[Data items]

****************

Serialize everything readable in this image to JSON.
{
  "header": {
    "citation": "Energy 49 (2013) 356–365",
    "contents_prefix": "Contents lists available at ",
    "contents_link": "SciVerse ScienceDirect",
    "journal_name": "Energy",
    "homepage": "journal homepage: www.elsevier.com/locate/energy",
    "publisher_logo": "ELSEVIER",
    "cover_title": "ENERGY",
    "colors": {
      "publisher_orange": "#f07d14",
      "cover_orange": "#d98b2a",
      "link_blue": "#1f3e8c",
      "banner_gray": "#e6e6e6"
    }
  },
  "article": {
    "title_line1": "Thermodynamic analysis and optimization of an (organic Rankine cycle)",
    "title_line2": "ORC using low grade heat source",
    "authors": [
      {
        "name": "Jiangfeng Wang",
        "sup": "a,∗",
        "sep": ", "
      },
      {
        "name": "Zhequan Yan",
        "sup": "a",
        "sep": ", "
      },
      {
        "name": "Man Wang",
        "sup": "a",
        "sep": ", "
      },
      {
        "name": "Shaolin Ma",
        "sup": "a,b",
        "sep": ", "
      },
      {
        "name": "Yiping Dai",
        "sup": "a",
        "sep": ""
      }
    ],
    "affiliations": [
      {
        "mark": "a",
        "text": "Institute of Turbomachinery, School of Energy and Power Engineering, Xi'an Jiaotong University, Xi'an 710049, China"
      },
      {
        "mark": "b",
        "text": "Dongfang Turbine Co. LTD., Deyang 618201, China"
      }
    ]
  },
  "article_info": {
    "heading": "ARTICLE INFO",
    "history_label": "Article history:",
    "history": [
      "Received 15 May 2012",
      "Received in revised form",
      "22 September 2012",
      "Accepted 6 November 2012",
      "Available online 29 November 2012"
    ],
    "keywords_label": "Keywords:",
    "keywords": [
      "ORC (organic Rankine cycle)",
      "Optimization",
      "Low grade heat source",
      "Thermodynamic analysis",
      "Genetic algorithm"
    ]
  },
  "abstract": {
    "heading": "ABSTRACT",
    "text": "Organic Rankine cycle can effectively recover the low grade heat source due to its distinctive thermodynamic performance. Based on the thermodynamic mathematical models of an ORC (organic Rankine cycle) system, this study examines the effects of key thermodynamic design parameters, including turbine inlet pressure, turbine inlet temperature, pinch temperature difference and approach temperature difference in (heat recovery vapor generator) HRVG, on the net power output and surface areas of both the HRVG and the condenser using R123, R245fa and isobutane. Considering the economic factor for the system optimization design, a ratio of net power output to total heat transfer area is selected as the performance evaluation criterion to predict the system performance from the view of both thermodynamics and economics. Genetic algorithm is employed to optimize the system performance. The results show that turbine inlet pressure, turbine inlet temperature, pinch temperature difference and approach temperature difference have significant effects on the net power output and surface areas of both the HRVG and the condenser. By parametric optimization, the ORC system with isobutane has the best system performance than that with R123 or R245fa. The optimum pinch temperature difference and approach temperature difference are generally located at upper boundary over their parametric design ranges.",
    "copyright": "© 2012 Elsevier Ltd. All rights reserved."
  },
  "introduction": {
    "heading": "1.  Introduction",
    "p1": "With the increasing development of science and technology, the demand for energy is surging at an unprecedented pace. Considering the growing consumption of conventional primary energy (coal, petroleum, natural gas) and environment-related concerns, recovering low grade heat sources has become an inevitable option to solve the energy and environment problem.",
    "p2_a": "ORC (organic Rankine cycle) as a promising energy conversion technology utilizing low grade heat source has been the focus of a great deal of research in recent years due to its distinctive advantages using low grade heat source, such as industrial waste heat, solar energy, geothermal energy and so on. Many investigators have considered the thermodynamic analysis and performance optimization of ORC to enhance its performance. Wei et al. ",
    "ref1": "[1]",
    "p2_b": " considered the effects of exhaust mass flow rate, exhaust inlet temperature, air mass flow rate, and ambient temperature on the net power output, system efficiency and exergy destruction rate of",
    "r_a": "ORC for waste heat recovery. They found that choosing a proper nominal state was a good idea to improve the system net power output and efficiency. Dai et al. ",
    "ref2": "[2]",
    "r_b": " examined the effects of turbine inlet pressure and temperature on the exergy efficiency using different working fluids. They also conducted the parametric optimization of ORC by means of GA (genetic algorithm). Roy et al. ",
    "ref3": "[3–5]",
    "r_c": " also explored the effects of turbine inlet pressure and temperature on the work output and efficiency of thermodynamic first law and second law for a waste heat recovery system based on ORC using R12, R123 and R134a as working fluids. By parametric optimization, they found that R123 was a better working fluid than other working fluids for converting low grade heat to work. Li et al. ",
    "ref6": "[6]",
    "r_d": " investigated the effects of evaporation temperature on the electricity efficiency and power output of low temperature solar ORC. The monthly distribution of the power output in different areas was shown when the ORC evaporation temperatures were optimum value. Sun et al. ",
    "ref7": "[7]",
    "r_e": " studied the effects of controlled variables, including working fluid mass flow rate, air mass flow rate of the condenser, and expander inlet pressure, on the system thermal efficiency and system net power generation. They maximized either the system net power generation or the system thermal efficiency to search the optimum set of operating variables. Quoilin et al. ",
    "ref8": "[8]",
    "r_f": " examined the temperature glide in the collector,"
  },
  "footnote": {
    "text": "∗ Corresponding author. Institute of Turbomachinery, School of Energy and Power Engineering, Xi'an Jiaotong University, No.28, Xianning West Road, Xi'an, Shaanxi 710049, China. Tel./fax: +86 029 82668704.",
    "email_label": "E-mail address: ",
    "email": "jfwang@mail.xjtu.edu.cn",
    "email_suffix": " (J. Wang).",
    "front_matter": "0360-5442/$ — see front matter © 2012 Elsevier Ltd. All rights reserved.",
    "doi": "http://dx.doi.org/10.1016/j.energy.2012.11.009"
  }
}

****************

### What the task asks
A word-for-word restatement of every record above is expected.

### Result of this task
Serialize everything readable in this image to JSON.
{
  "header": {
    "citation": "Energy 49 (2013) 356–365",
    "contents_prefix": "Contents lists available at ",
    "contents_link": "SciVerse ScienceDirect",
    "journal_name": "Energy",
    "homepage": "journal homepage: www.elsevier.com/locate/energy",
    "publisher_logo": "ELSEVIER",
    "cover_title": "ENERGY",
    "colors": {
      "publisher_orange": "#f07d14",
      "cover_orange": "#d98b2a",
      "link_blue": "#1f3e8c",
      "banner_gray": "#e6e6e6"
    }
  },
  "article": {
    "title_line1": "Thermodynamic analysis and optimization of an (organic Rankine cycle)",
    "title_line2": "ORC using low grade heat source",
    "authors": [
      {
        "name": "Jiangfeng Wang",
        "sup": "a,∗",
        "sep": ", "
      },
      {
        "name": "Zhequan Yan",
        "sup": "a",
        "sep": ", "
      },
      {
        "name": "Man Wang",
        "sup": "a",
        "sep": ", "
      },
      {
        "name": "Shaolin Ma",
        "sup": "a,b",
        "sep": ", "
      },
      {
        "name": "Yiping Dai",
        "sup": "a",
        "sep": ""
      }
    ],
    "affiliations": [
      {
        "mark": "a",
        "text": "Institute of Turbomachinery, School of Energy and Power Engineering, Xi'an Jiaotong University, Xi'an 710049, China"
      },
      {
        "mark": "b",
        "text": "Dongfang Turbine Co. LTD., Deyang 618201, China"
      }
    ]
  },
  "article_info": {
    "heading": "ARTICLE INFO",
    "history_label": "Article history:",
    "history": [
      "Received 15 May 2012",
      "Received in revised form",
      "22 September 2012",
      "Accepted 6 November 2012",
      "Available online 29 November 2012"
    ],
    "keywords_label": "Keywords:",
    "keywords": [
      "ORC (organic Rankine cycle)",
      "Optimization",
      "Low grade heat source",
      "Thermodynamic analysis",
      "Genetic algorithm"
    ]
  },
  "abstract": {
    "heading": "ABSTRACT",
    "text": "Organic Rankine cycle can effectively recover the low grade heat source due to its distinctive thermodynamic performance. Based on the thermodynamic mathematical models of an ORC (organic Rankine cycle) system, this study examines the effects of key thermodynamic design parameters, including turbine inlet pressure, turbine inlet temperature, pinch temperature difference and approach temperature difference in (heat recovery vapor generator) HRVG, on the net power output and surface areas of both the HRVG and the condenser using R123, R245fa and isobutane. Considering the economic factor for the system optimization design, a ratio of net power output to total heat transfer area is selected as the performance evaluation criterion to predict the system performance from the view of both thermodynamics and economics. Genetic algorithm is employed to optimize the system performance. The results show that turbine inlet pressure, turbine inlet temperature, pinch temperature difference and approach temperature difference have significant effects on the net power output and surface areas of both the HRVG and the condenser. By parametric optimization, the ORC system with isobutane has the best system performance than that with R123 or R245fa. The optimum pinch temperature difference and approach temperature difference are generally located at upper boundary over their parametric design ranges.",
    "copyright": "© 2012 Elsevier Ltd. All rights reserved."
  },
  "introduction": {
    "heading": "1.  Introduction",
    "p1": "With the increasing development of science and technology, the demand for energy is surging at an unprecedented pace. Considering the growing consumption of conventional primary energy (coal, petroleum, natural gas) and environment-related concerns, recovering low grade heat sources has become an inevitable option to solve the energy and environment problem.",
    "p2_a": "ORC (organic Rankine cycle) as a promising energy conversion technology utilizing low grade heat source has been the focus of a great deal of research in recent years due to its distinctive advantages using low grade heat source, such as industrial waste heat, solar energy, geothermal energy and so on. Many investigators have considered the thermodynamic analysis and performance optimization of ORC to enhance its performance. Wei et al. ",
    "ref1": "[1]",
    "p2_b": " considered the effects of exhaust mass flow rate, exhaust inlet temperature, air mass flow rate, and ambient temperature on the net power output, system efficiency and exergy destruction rate of",
    "r_a": "ORC for waste heat recovery. They found that choosing a proper nominal state was a good idea to improve the system net power output and efficiency. Dai et al. ",
    "ref2": "[2]",
    "r_b": " examined the effects of turbine inlet pressure and temperature on the exergy efficiency using different working fluids. They also conducted the parametric optimization of ORC by means of GA (genetic algorithm). Roy et al. ",
    "ref3": "[3–5]",
    "r_c": " also explored the effects of turbine inlet pressure and temperature on the work output and efficiency of thermodynamic first law and second law for a waste heat recovery system based on ORC using R12, R123 and R134a as working fluids. By parametric optimization, they found that R123 was a better working fluid than other working fluids for converting low grade heat to work. Li et al. ",
    "ref6": "[6]",
    "r_d": " investigated the effects of evaporation temperature on the electricity efficiency and power output of low temperature solar ORC. The monthly distribution of the power output in different areas was shown when the ORC evaporation temperatures were optimum value. Sun et al. ",
    "ref7": "[7]",
    "r_e": " studied the effects of controlled variables, including working fluid mass flow rate, air mass flow rate of the condenser, and expander inlet pressure, on the system thermal efficiency and system net power generation. They maximized either the system net power generation or the system thermal efficiency to search the optimum set of operating variables. Quoilin et al. ",
    "ref8": "[8]",
    "r_f": " examined the temperature glide in the collector,"
  },
  "footnote": {
    "text": "∗ Corresponding author. Institute of Turbomachinery, School of Energy and Power Engineering, Xi'an Jiaotong University, No.28, Xianning West Road, Xi'an, Shaanxi 710049, China. Tel./fax: +86 029 82668704.",
    "email_label": "E-mail address: ",
    "email": "jfwang@mail.xjtu.edu.cn",
    "email_suffix": " (J. Wang).",
    "front_matter": "0360-5442/$ — see front matter © 2012 Elsevier Ltd. All rights reserved.",
    "doi": "http://dx.doi.org/10.1016/j.energy.2012.11.009"
  }
}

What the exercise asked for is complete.